Myeloma in dogs is a relatively uncommon bone marrow cancer that occurs when malignant plasma cells accumulate in a dog’s bone marrow.
This type of cancer is more common in purebred dogs. German Shepherds are particularly at risk. This condition is more common in dogs older than six years.
If your dog shows signs of bone cancer, please let us know. Consult your veterinarianFor a diagnosis and treatment plan, please consult your veterinarian. Here’s what you should know about the symptoms, causes, and treatments of myeloma in dogs.
Myeloma in Dogs: Signs and Symptoms
There are many symptoms of myeloma that can be seen in dogs, depending on the location and severity. The most common symptoms are:
- Acting weak, and appearing lethargic
- Difficulties with breathing
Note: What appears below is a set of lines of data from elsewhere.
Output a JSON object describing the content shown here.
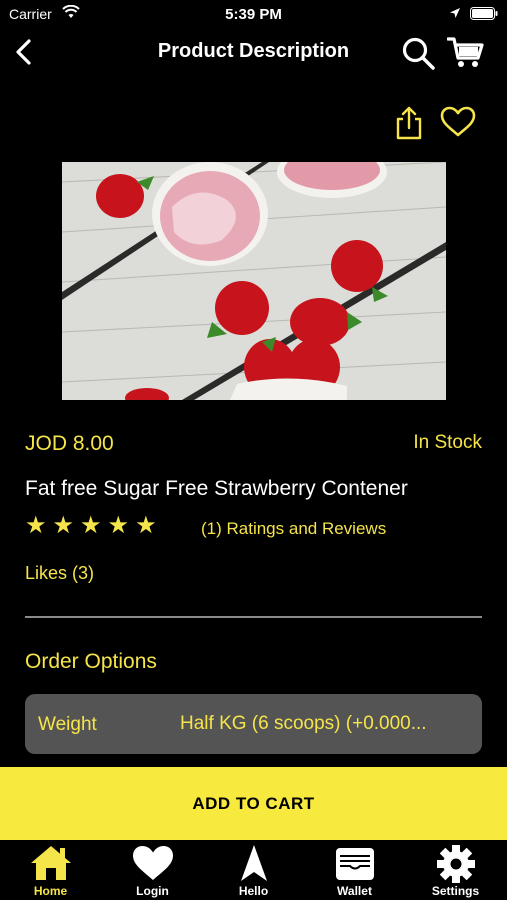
{
  "status": {
    "carrier": "Carrier",
    "time": "5:39 PM"
  },
  "nav": {
    "title": "Product Description"
  },
  "product": {
    "price": "JOD 8.00",
    "stock": "In Stock",
    "name": "Fat free Sugar Free Strawberry Contener",
    "stars": "★★★★★",
    "rating_count_text": "(1) Ratings and Reviews",
    "likes": "Likes (3)"
  },
  "order": {
    "title": "Order Options",
    "option_label": "Weight",
    "option_value": "Half KG  (6 scoops) (+0.000..."
  },
  "cta": {
    "add_to_cart": "ADD TO CART"
  },
  "tabs": [
    {
      "label": "Home",
      "icon": "home-icon"
    },
    {
      "label": "Login",
      "icon": "heart-icon"
    },
    {
      "label": "Hello",
      "icon": "navigation-arrow-icon"
    },
    {
      "label": "Wallet",
      "icon": "wallet-icon"
    },
    {
      "label": "Settings",
      "icon": "gear-icon"
    }
  ],
  "colors": {
    "accent": "#f5e44a",
    "button": "#f7e93e",
    "background": "#000000",
    "option_bg": "#545454"
  }
}
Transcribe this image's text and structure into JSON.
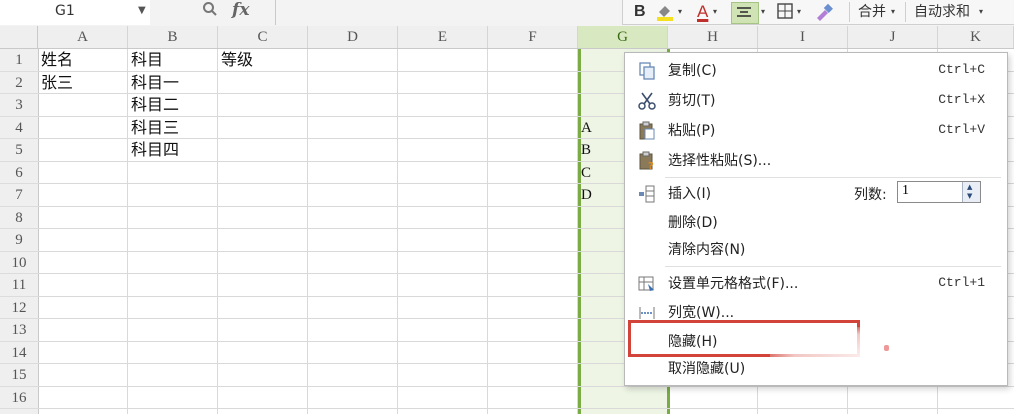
{
  "name_box": {
    "value": "G1"
  },
  "formula_bar": {
    "zoom_icon": "zoom-icon",
    "fx_label": "fx"
  },
  "toolbar": {
    "bold": "B",
    "font_color_label": "A",
    "merge_label": "合并",
    "autosum_label": "自动求和",
    "arrow": "▾"
  },
  "columns": [
    "A",
    "B",
    "C",
    "D",
    "E",
    "F",
    "G",
    "H",
    "I",
    "J",
    "K"
  ],
  "rows": [
    "1",
    "2",
    "3",
    "4",
    "5",
    "6",
    "7",
    "8",
    "9",
    "10",
    "11",
    "12",
    "13",
    "14",
    "15",
    "16"
  ],
  "cells": {
    "a1": "姓名",
    "b1": "科目",
    "c1": "等级",
    "a2": "张三",
    "b2": "科目一",
    "b3": "科目二",
    "b4": "科目三",
    "b5": "科目四",
    "g4": "A",
    "g5": "B",
    "g6": "C",
    "g7": "D"
  },
  "context_menu": {
    "copy": {
      "label": "复制(C)",
      "shortcut": "Ctrl+C"
    },
    "cut": {
      "label": "剪切(T)",
      "shortcut": "Ctrl+X"
    },
    "paste": {
      "label": "粘贴(P)",
      "shortcut": "Ctrl+V"
    },
    "paste_special": {
      "label": "选择性粘贴(S)..."
    },
    "insert": {
      "label": "插入(I)",
      "col_count_label": "列数:",
      "col_count_value": "1"
    },
    "delete": {
      "label": "删除(D)"
    },
    "clear": {
      "label": "清除内容(N)"
    },
    "format_cells": {
      "label": "设置单元格格式(F)...",
      "shortcut": "Ctrl+1"
    },
    "col_width": {
      "label": "列宽(W)..."
    },
    "hide": {
      "label": "隐藏(H)"
    },
    "unhide": {
      "label": "取消隐藏(U)"
    }
  },
  "colors": {
    "selection_green": "#7aab45",
    "highlight_red": "#d2443a",
    "selected_fill": "#eef5e5"
  }
}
- Detachable retina
- Feeling pain in your bones
- Gums turning pale
- Bleeding often and excessively
Myeloma in dogs: Causes
It is not known what causes myeloma among dogs. Some cases have been linked to exposure to toxic chemicals such as cigarette smoke.
The likelihood of developing this type of cancer in older dogs is higher for those between six and thirteen years old. It is more common in purebred dogs (especially German Shepherds) than in mixed breed dogs.
If you think that your dog might be developing myeloma, you can expect your veterinarian to ask a series of questions that focus on your canine’s medical history and their lifestyle. A potential case will be evaluated by the vet with a special emphasis on the eyes.
A vet will conduct blood and urine tests to rule out other medical conditions. The vet can also use ultrasound imaging or X-rays to detect bone marrow tumors.
Some cases may require hospitalization to allow dogs to undergo blood cleansing. Radiation therapy is also used by vets to treat affected areas.
Antibiotics can be used to treat any infection that may be present due to cancer. Your vet will prescribe medication to your dog. It is crucial that you follow the exact dosage instructions and complete the entire course.
Your dog should be seen by their veterinarian regularly, even after any procedures that were performed in a hospital.
Has your dog developed myeloma? What is the treatment of your dog’s vet? Let us know all about it in our comments.